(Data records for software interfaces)
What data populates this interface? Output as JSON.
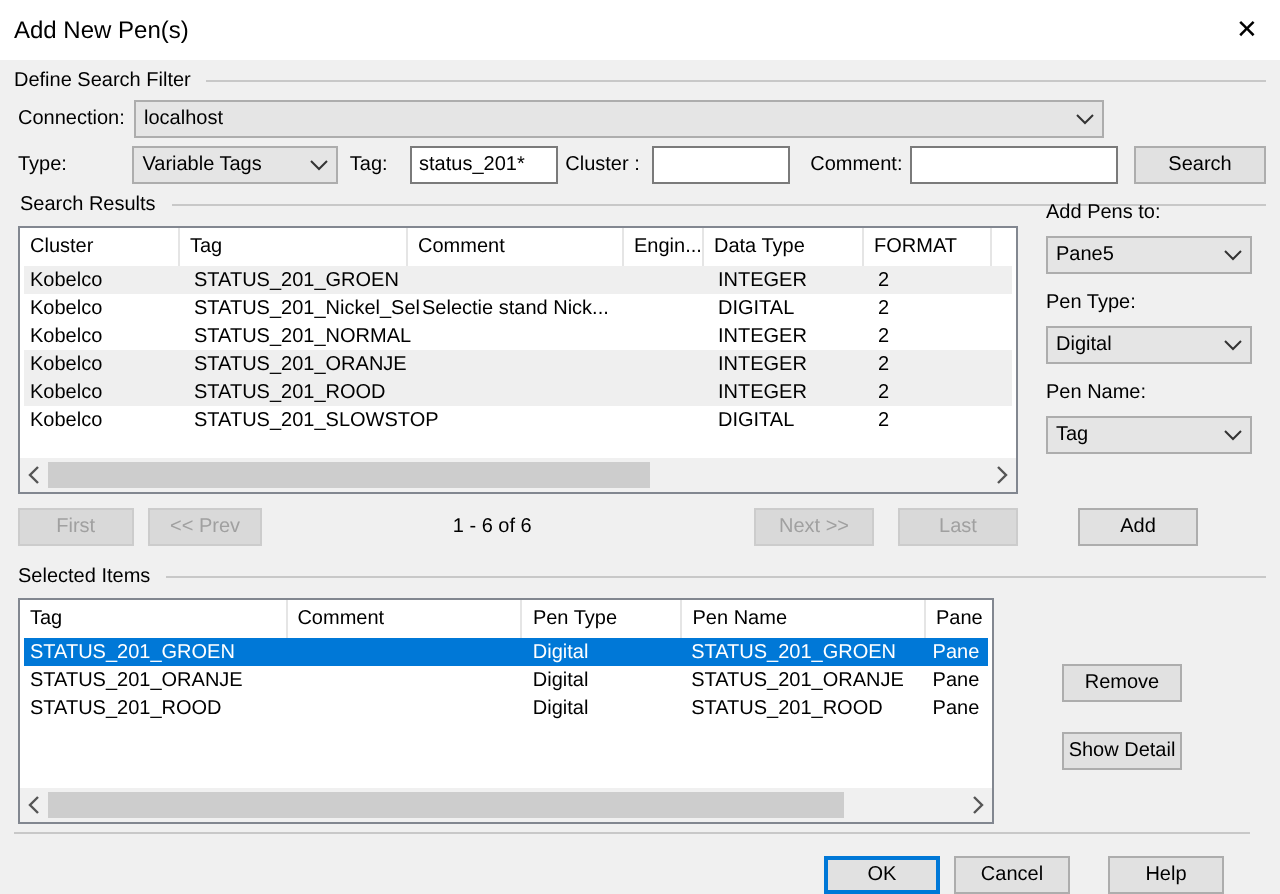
{
  "window": {
    "title": "Add New Pen(s)",
    "close": "✕"
  },
  "filter": {
    "title": "Define Search Filter",
    "connection_label": "Connection:",
    "connection": "localhost",
    "type_label": "Type:",
    "type": "Variable Tags",
    "tag_label": "Tag:",
    "tag": "status_201*",
    "cluster_label": "Cluster :",
    "comment_label": "Comment:",
    "search_button": "Search"
  },
  "results": {
    "title": "Search Results",
    "columns": [
      "Cluster",
      "Tag",
      "Comment",
      "Engin...",
      "Data Type",
      "FORMAT"
    ],
    "rows": [
      {
        "cells": [
          "Kobelco",
          "STATUS_201_GROEN",
          "",
          "",
          "INTEGER",
          "2"
        ],
        "shaded": true
      },
      {
        "cells": [
          "Kobelco",
          "STATUS_201_Nickel_Sel",
          "Selectie stand Nick...",
          "",
          "DIGITAL",
          "2"
        ],
        "shaded": false
      },
      {
        "cells": [
          "Kobelco",
          "STATUS_201_NORMAL",
          "",
          "",
          "INTEGER",
          "2"
        ],
        "shaded": false
      },
      {
        "cells": [
          "Kobelco",
          "STATUS_201_ORANJE",
          "",
          "",
          "INTEGER",
          "2"
        ],
        "shaded": true
      },
      {
        "cells": [
          "Kobelco",
          "STATUS_201_ROOD",
          "",
          "",
          "INTEGER",
          "2"
        ],
        "shaded": true
      },
      {
        "cells": [
          "Kobelco",
          "STATUS_201_SLOWSTOP",
          "",
          "",
          "DIGITAL",
          "2"
        ],
        "shaded": false
      }
    ],
    "pager": [
      {
        "label": "First",
        "disabled": true
      },
      {
        "label": "<< Prev",
        "disabled": true
      },
      {
        "label": "Next >>",
        "disabled": true
      },
      {
        "label": "Last",
        "disabled": true
      }
    ],
    "page_info": "1 - 6 of 6"
  },
  "options": [
    {
      "label": "Add Pens to:",
      "value": "Pane5"
    },
    {
      "label": "Pen Type:",
      "value": "Digital"
    },
    {
      "label": "Pen Name:",
      "value": "Tag"
    }
  ],
  "add_button": "Add",
  "selected": {
    "title": "Selected Items",
    "columns": [
      "Tag",
      "Comment",
      "Pen Type",
      "Pen Name",
      "Pane"
    ],
    "rows": [
      {
        "cells": [
          "STATUS_201_GROEN",
          "",
          "Digital",
          "STATUS_201_GROEN",
          "Pane"
        ],
        "selected": true
      },
      {
        "cells": [
          "STATUS_201_ORANJE",
          "",
          "Digital",
          "STATUS_201_ORANJE",
          "Pane"
        ],
        "selected": false
      },
      {
        "cells": [
          "STATUS_201_ROOD",
          "",
          "Digital",
          "STATUS_201_ROOD",
          "Pane"
        ],
        "selected": false
      }
    ]
  },
  "side_buttons": [
    "Remove",
    "Show Detail"
  ],
  "footer_buttons": [
    {
      "label": "OK",
      "default": true
    },
    {
      "label": "Cancel",
      "default": false
    },
    {
      "label": "Help",
      "default": false
    }
  ]
}
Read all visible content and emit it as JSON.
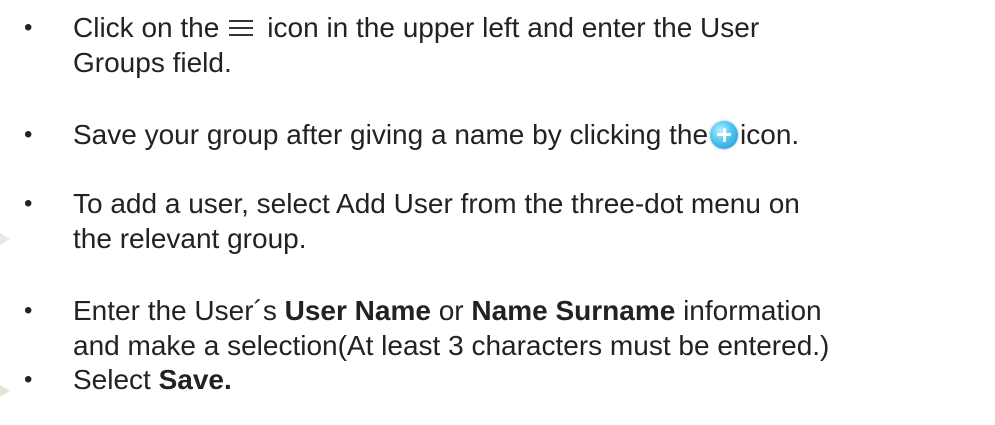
{
  "bullet_symbol": "•",
  "items": [
    {
      "line1_before_icon": "Click on the",
      "icon": "hamburger-menu-icon",
      "line1_after_icon": "icon in the upper left and enter the User",
      "line2": "Groups field."
    },
    {
      "before_icon": "Save your group after giving a name by clicking the",
      "icon": "add-plus-circle-icon",
      "after_icon": "icon."
    },
    {
      "line1": "To add a user, select Add User from the three-dot menu on",
      "line2": "the relevant group."
    },
    {
      "line1_prefix": "Enter the User´s ",
      "bold1": "User Name",
      "middle": " or ",
      "bold2": "Name Surname",
      "line1_suffix": " information",
      "line2": "and make a selection(At least 3 characters must be entered.)"
    },
    {
      "prefix": "Select ",
      "bold": "Save."
    }
  ],
  "colors": {
    "text": "#222222",
    "add_icon": "#2fa8e0",
    "decor_arrow": "#e7ebdd"
  }
}
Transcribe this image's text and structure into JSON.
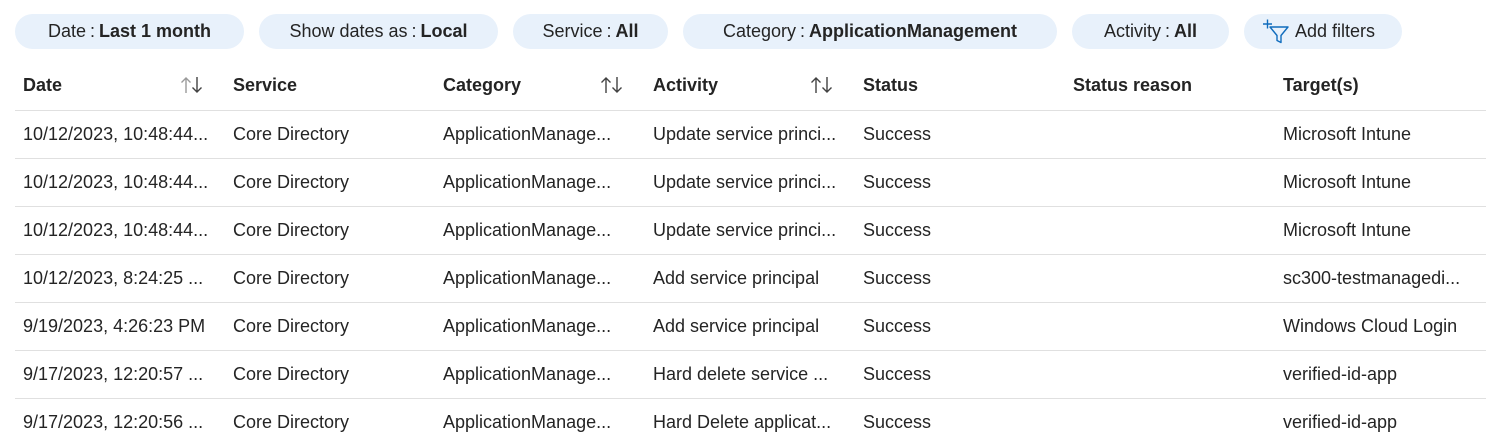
{
  "filters": [
    {
      "label": "Date",
      "sep": ":",
      "value": "Last 1 month"
    },
    {
      "label": "Show dates as",
      "sep": ":",
      "value": "Local"
    },
    {
      "label": "Service",
      "sep": ":",
      "value": "All"
    },
    {
      "label": "Category",
      "sep": ":",
      "value": "ApplicationManagement"
    },
    {
      "label": "Activity",
      "sep": ":",
      "value": "All"
    }
  ],
  "add_filters_label": "Add filters",
  "icons": {
    "add_filter": "add-filter-icon",
    "sort": "sort-arrows-icon"
  },
  "columns": [
    "Date",
    "Service",
    "Category",
    "Activity",
    "Status",
    "Status reason",
    "Target(s)"
  ],
  "rows": [
    [
      "10/12/2023, 10:48:44...",
      "Core Directory",
      "ApplicationManage...",
      "Update service princi...",
      "Success",
      "",
      "Microsoft Intune"
    ],
    [
      "10/12/2023, 10:48:44...",
      "Core Directory",
      "ApplicationManage...",
      "Update service princi...",
      "Success",
      "",
      "Microsoft Intune"
    ],
    [
      "10/12/2023, 10:48:44...",
      "Core Directory",
      "ApplicationManage...",
      "Update service princi...",
      "Success",
      "",
      "Microsoft Intune"
    ],
    [
      "10/12/2023, 8:24:25 ...",
      "Core Directory",
      "ApplicationManage...",
      "Add service principal",
      "Success",
      "",
      "sc300-testmanagedi..."
    ],
    [
      "9/19/2023, 4:26:23 PM",
      "Core Directory",
      "ApplicationManage...",
      "Add service principal",
      "Success",
      "",
      "Windows Cloud Login"
    ],
    [
      "9/17/2023, 12:20:57 ...",
      "Core Directory",
      "ApplicationManage...",
      "Hard delete service ...",
      "Success",
      "",
      "verified-id-app"
    ],
    [
      "9/17/2023, 12:20:56 ...",
      "Core Directory",
      "ApplicationManage...",
      "Hard Delete applicat...",
      "Success",
      "",
      "verified-id-app"
    ]
  ],
  "colors": {
    "pill_bg": "#e8f1fb",
    "accent": "#0f6cbd",
    "divider": "#e0e0e0",
    "text": "#242424"
  }
}
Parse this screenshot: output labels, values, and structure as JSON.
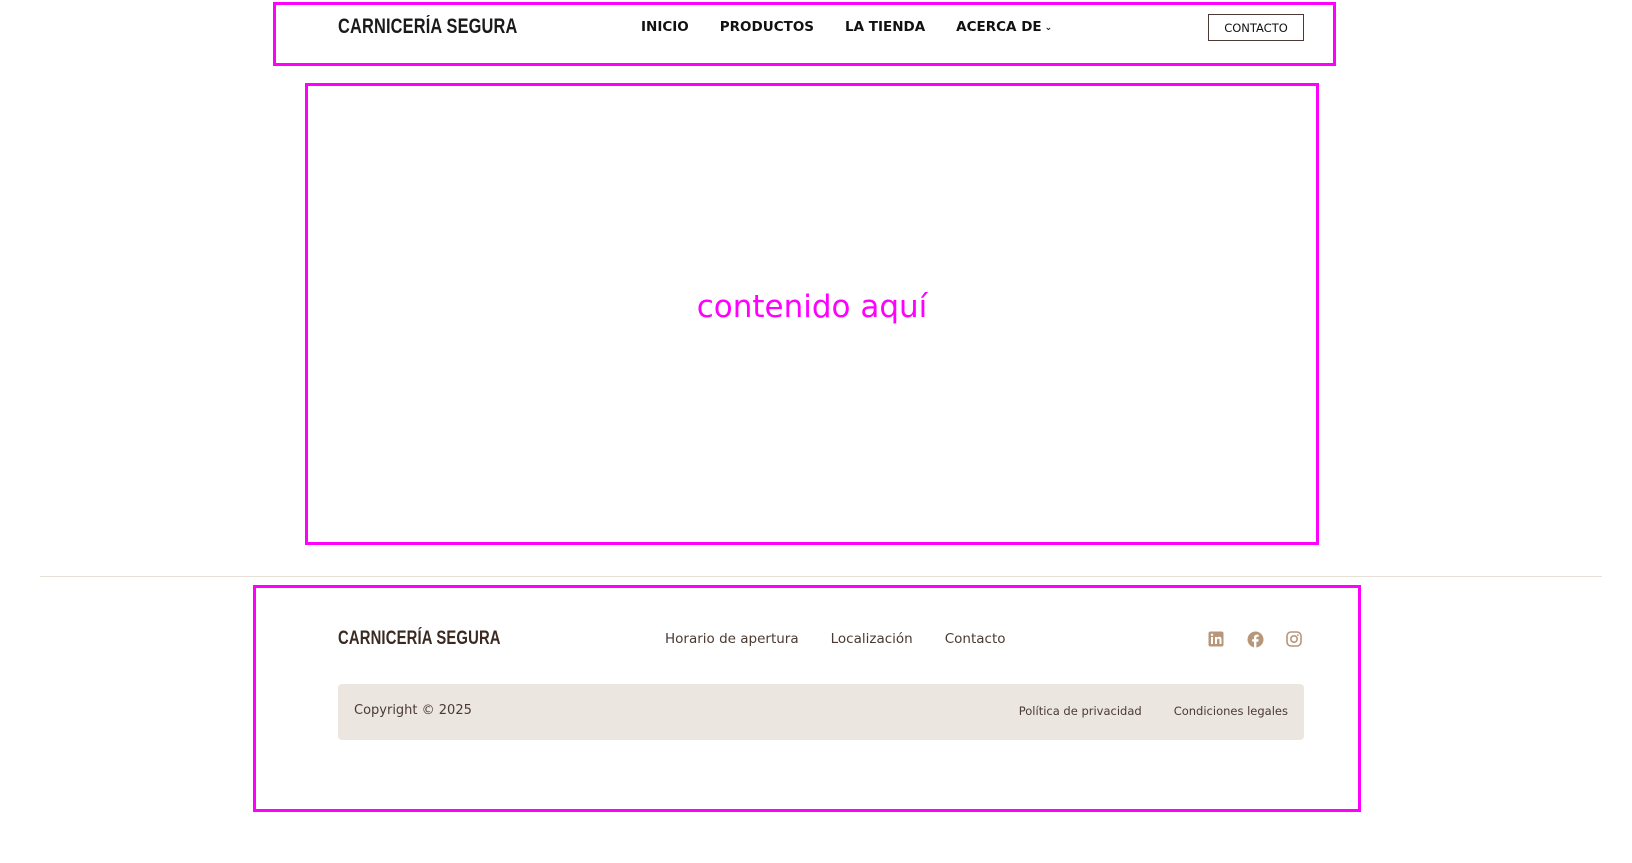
{
  "header": {
    "logo": "CARNICERÍA SEGURA",
    "nav": [
      {
        "label": "INICIO"
      },
      {
        "label": "PRODUCTOS"
      },
      {
        "label": "LA TIENDA"
      },
      {
        "label": "ACERCA DE",
        "dropdown_icon": "chevron-down-icon"
      }
    ],
    "contact_button": "CONTACTO"
  },
  "content": {
    "placeholder": "contenido aquí"
  },
  "footer": {
    "logo": "CARNICERÍA SEGURA",
    "links": [
      {
        "label": "Horario de apertura"
      },
      {
        "label": "Localización"
      },
      {
        "label": "Contacto"
      }
    ],
    "social": [
      {
        "icon": "linkedin-icon"
      },
      {
        "icon": "facebook-icon"
      },
      {
        "icon": "instagram-icon"
      }
    ],
    "copyright": "Copyright © 2025",
    "legal": [
      {
        "label": "Política de privacidad"
      },
      {
        "label": "Condiciones legales"
      }
    ]
  },
  "colors": {
    "annotation_box": "#ff00ff",
    "brand_brown": "#4a3a33",
    "social_icon": "#b8967a",
    "footer_bar_bg": "#ebe6df"
  }
}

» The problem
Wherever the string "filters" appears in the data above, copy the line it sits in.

» Result
  "filters": [
  "add_filters_label": "Add filters",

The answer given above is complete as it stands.